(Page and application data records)
====

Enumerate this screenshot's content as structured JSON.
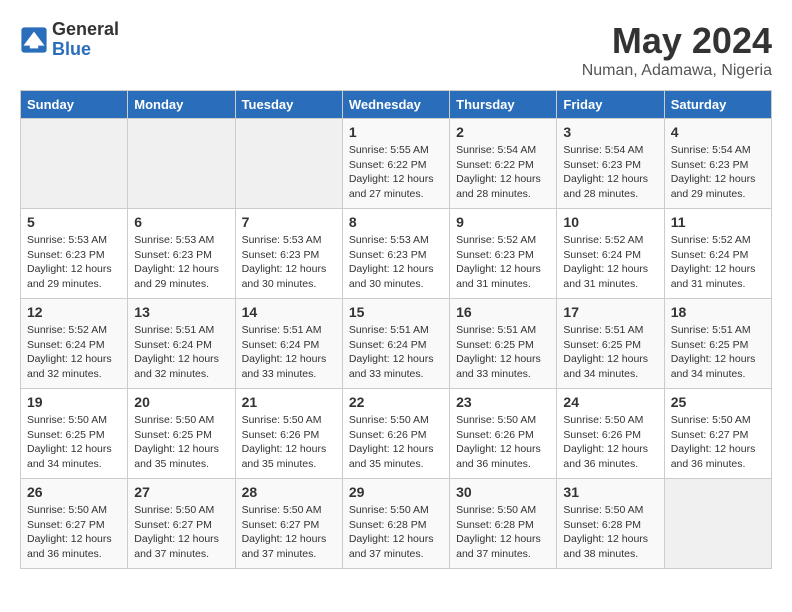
{
  "header": {
    "logo_general": "General",
    "logo_blue": "Blue",
    "month_year": "May 2024",
    "location": "Numan, Adamawa, Nigeria"
  },
  "weekdays": [
    "Sunday",
    "Monday",
    "Tuesday",
    "Wednesday",
    "Thursday",
    "Friday",
    "Saturday"
  ],
  "weeks": [
    [
      {
        "day": "",
        "info": ""
      },
      {
        "day": "",
        "info": ""
      },
      {
        "day": "",
        "info": ""
      },
      {
        "day": "1",
        "info": "Sunrise: 5:55 AM\nSunset: 6:22 PM\nDaylight: 12 hours\nand 27 minutes."
      },
      {
        "day": "2",
        "info": "Sunrise: 5:54 AM\nSunset: 6:22 PM\nDaylight: 12 hours\nand 28 minutes."
      },
      {
        "day": "3",
        "info": "Sunrise: 5:54 AM\nSunset: 6:23 PM\nDaylight: 12 hours\nand 28 minutes."
      },
      {
        "day": "4",
        "info": "Sunrise: 5:54 AM\nSunset: 6:23 PM\nDaylight: 12 hours\nand 29 minutes."
      }
    ],
    [
      {
        "day": "5",
        "info": "Sunrise: 5:53 AM\nSunset: 6:23 PM\nDaylight: 12 hours\nand 29 minutes."
      },
      {
        "day": "6",
        "info": "Sunrise: 5:53 AM\nSunset: 6:23 PM\nDaylight: 12 hours\nand 29 minutes."
      },
      {
        "day": "7",
        "info": "Sunrise: 5:53 AM\nSunset: 6:23 PM\nDaylight: 12 hours\nand 30 minutes."
      },
      {
        "day": "8",
        "info": "Sunrise: 5:53 AM\nSunset: 6:23 PM\nDaylight: 12 hours\nand 30 minutes."
      },
      {
        "day": "9",
        "info": "Sunrise: 5:52 AM\nSunset: 6:23 PM\nDaylight: 12 hours\nand 31 minutes."
      },
      {
        "day": "10",
        "info": "Sunrise: 5:52 AM\nSunset: 6:24 PM\nDaylight: 12 hours\nand 31 minutes."
      },
      {
        "day": "11",
        "info": "Sunrise: 5:52 AM\nSunset: 6:24 PM\nDaylight: 12 hours\nand 31 minutes."
      }
    ],
    [
      {
        "day": "12",
        "info": "Sunrise: 5:52 AM\nSunset: 6:24 PM\nDaylight: 12 hours\nand 32 minutes."
      },
      {
        "day": "13",
        "info": "Sunrise: 5:51 AM\nSunset: 6:24 PM\nDaylight: 12 hours\nand 32 minutes."
      },
      {
        "day": "14",
        "info": "Sunrise: 5:51 AM\nSunset: 6:24 PM\nDaylight: 12 hours\nand 33 minutes."
      },
      {
        "day": "15",
        "info": "Sunrise: 5:51 AM\nSunset: 6:24 PM\nDaylight: 12 hours\nand 33 minutes."
      },
      {
        "day": "16",
        "info": "Sunrise: 5:51 AM\nSunset: 6:25 PM\nDaylight: 12 hours\nand 33 minutes."
      },
      {
        "day": "17",
        "info": "Sunrise: 5:51 AM\nSunset: 6:25 PM\nDaylight: 12 hours\nand 34 minutes."
      },
      {
        "day": "18",
        "info": "Sunrise: 5:51 AM\nSunset: 6:25 PM\nDaylight: 12 hours\nand 34 minutes."
      }
    ],
    [
      {
        "day": "19",
        "info": "Sunrise: 5:50 AM\nSunset: 6:25 PM\nDaylight: 12 hours\nand 34 minutes."
      },
      {
        "day": "20",
        "info": "Sunrise: 5:50 AM\nSunset: 6:25 PM\nDaylight: 12 hours\nand 35 minutes."
      },
      {
        "day": "21",
        "info": "Sunrise: 5:50 AM\nSunset: 6:26 PM\nDaylight: 12 hours\nand 35 minutes."
      },
      {
        "day": "22",
        "info": "Sunrise: 5:50 AM\nSunset: 6:26 PM\nDaylight: 12 hours\nand 35 minutes."
      },
      {
        "day": "23",
        "info": "Sunrise: 5:50 AM\nSunset: 6:26 PM\nDaylight: 12 hours\nand 36 minutes."
      },
      {
        "day": "24",
        "info": "Sunrise: 5:50 AM\nSunset: 6:26 PM\nDaylight: 12 hours\nand 36 minutes."
      },
      {
        "day": "25",
        "info": "Sunrise: 5:50 AM\nSunset: 6:27 PM\nDaylight: 12 hours\nand 36 minutes."
      }
    ],
    [
      {
        "day": "26",
        "info": "Sunrise: 5:50 AM\nSunset: 6:27 PM\nDaylight: 12 hours\nand 36 minutes."
      },
      {
        "day": "27",
        "info": "Sunrise: 5:50 AM\nSunset: 6:27 PM\nDaylight: 12 hours\nand 37 minutes."
      },
      {
        "day": "28",
        "info": "Sunrise: 5:50 AM\nSunset: 6:27 PM\nDaylight: 12 hours\nand 37 minutes."
      },
      {
        "day": "29",
        "info": "Sunrise: 5:50 AM\nSunset: 6:28 PM\nDaylight: 12 hours\nand 37 minutes."
      },
      {
        "day": "30",
        "info": "Sunrise: 5:50 AM\nSunset: 6:28 PM\nDaylight: 12 hours\nand 37 minutes."
      },
      {
        "day": "31",
        "info": "Sunrise: 5:50 AM\nSunset: 6:28 PM\nDaylight: 12 hours\nand 38 minutes."
      },
      {
        "day": "",
        "info": ""
      }
    ]
  ]
}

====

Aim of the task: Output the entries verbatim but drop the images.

Expected answer:
Enumerate this screenshot's content as structured JSON.
{
  "header": {
    "logo_general": "General",
    "logo_blue": "Blue",
    "month_year": "May 2024",
    "location": "Numan, Adamawa, Nigeria"
  },
  "weekdays": [
    "Sunday",
    "Monday",
    "Tuesday",
    "Wednesday",
    "Thursday",
    "Friday",
    "Saturday"
  ],
  "weeks": [
    [
      {
        "day": "",
        "info": ""
      },
      {
        "day": "",
        "info": ""
      },
      {
        "day": "",
        "info": ""
      },
      {
        "day": "1",
        "info": "Sunrise: 5:55 AM\nSunset: 6:22 PM\nDaylight: 12 hours\nand 27 minutes."
      },
      {
        "day": "2",
        "info": "Sunrise: 5:54 AM\nSunset: 6:22 PM\nDaylight: 12 hours\nand 28 minutes."
      },
      {
        "day": "3",
        "info": "Sunrise: 5:54 AM\nSunset: 6:23 PM\nDaylight: 12 hours\nand 28 minutes."
      },
      {
        "day": "4",
        "info": "Sunrise: 5:54 AM\nSunset: 6:23 PM\nDaylight: 12 hours\nand 29 minutes."
      }
    ],
    [
      {
        "day": "5",
        "info": "Sunrise: 5:53 AM\nSunset: 6:23 PM\nDaylight: 12 hours\nand 29 minutes."
      },
      {
        "day": "6",
        "info": "Sunrise: 5:53 AM\nSunset: 6:23 PM\nDaylight: 12 hours\nand 29 minutes."
      },
      {
        "day": "7",
        "info": "Sunrise: 5:53 AM\nSunset: 6:23 PM\nDaylight: 12 hours\nand 30 minutes."
      },
      {
        "day": "8",
        "info": "Sunrise: 5:53 AM\nSunset: 6:23 PM\nDaylight: 12 hours\nand 30 minutes."
      },
      {
        "day": "9",
        "info": "Sunrise: 5:52 AM\nSunset: 6:23 PM\nDaylight: 12 hours\nand 31 minutes."
      },
      {
        "day": "10",
        "info": "Sunrise: 5:52 AM\nSunset: 6:24 PM\nDaylight: 12 hours\nand 31 minutes."
      },
      {
        "day": "11",
        "info": "Sunrise: 5:52 AM\nSunset: 6:24 PM\nDaylight: 12 hours\nand 31 minutes."
      }
    ],
    [
      {
        "day": "12",
        "info": "Sunrise: 5:52 AM\nSunset: 6:24 PM\nDaylight: 12 hours\nand 32 minutes."
      },
      {
        "day": "13",
        "info": "Sunrise: 5:51 AM\nSunset: 6:24 PM\nDaylight: 12 hours\nand 32 minutes."
      },
      {
        "day": "14",
        "info": "Sunrise: 5:51 AM\nSunset: 6:24 PM\nDaylight: 12 hours\nand 33 minutes."
      },
      {
        "day": "15",
        "info": "Sunrise: 5:51 AM\nSunset: 6:24 PM\nDaylight: 12 hours\nand 33 minutes."
      },
      {
        "day": "16",
        "info": "Sunrise: 5:51 AM\nSunset: 6:25 PM\nDaylight: 12 hours\nand 33 minutes."
      },
      {
        "day": "17",
        "info": "Sunrise: 5:51 AM\nSunset: 6:25 PM\nDaylight: 12 hours\nand 34 minutes."
      },
      {
        "day": "18",
        "info": "Sunrise: 5:51 AM\nSunset: 6:25 PM\nDaylight: 12 hours\nand 34 minutes."
      }
    ],
    [
      {
        "day": "19",
        "info": "Sunrise: 5:50 AM\nSunset: 6:25 PM\nDaylight: 12 hours\nand 34 minutes."
      },
      {
        "day": "20",
        "info": "Sunrise: 5:50 AM\nSunset: 6:25 PM\nDaylight: 12 hours\nand 35 minutes."
      },
      {
        "day": "21",
        "info": "Sunrise: 5:50 AM\nSunset: 6:26 PM\nDaylight: 12 hours\nand 35 minutes."
      },
      {
        "day": "22",
        "info": "Sunrise: 5:50 AM\nSunset: 6:26 PM\nDaylight: 12 hours\nand 35 minutes."
      },
      {
        "day": "23",
        "info": "Sunrise: 5:50 AM\nSunset: 6:26 PM\nDaylight: 12 hours\nand 36 minutes."
      },
      {
        "day": "24",
        "info": "Sunrise: 5:50 AM\nSunset: 6:26 PM\nDaylight: 12 hours\nand 36 minutes."
      },
      {
        "day": "25",
        "info": "Sunrise: 5:50 AM\nSunset: 6:27 PM\nDaylight: 12 hours\nand 36 minutes."
      }
    ],
    [
      {
        "day": "26",
        "info": "Sunrise: 5:50 AM\nSunset: 6:27 PM\nDaylight: 12 hours\nand 36 minutes."
      },
      {
        "day": "27",
        "info": "Sunrise: 5:50 AM\nSunset: 6:27 PM\nDaylight: 12 hours\nand 37 minutes."
      },
      {
        "day": "28",
        "info": "Sunrise: 5:50 AM\nSunset: 6:27 PM\nDaylight: 12 hours\nand 37 minutes."
      },
      {
        "day": "29",
        "info": "Sunrise: 5:50 AM\nSunset: 6:28 PM\nDaylight: 12 hours\nand 37 minutes."
      },
      {
        "day": "30",
        "info": "Sunrise: 5:50 AM\nSunset: 6:28 PM\nDaylight: 12 hours\nand 37 minutes."
      },
      {
        "day": "31",
        "info": "Sunrise: 5:50 AM\nSunset: 6:28 PM\nDaylight: 12 hours\nand 38 minutes."
      },
      {
        "day": "",
        "info": ""
      }
    ]
  ]
}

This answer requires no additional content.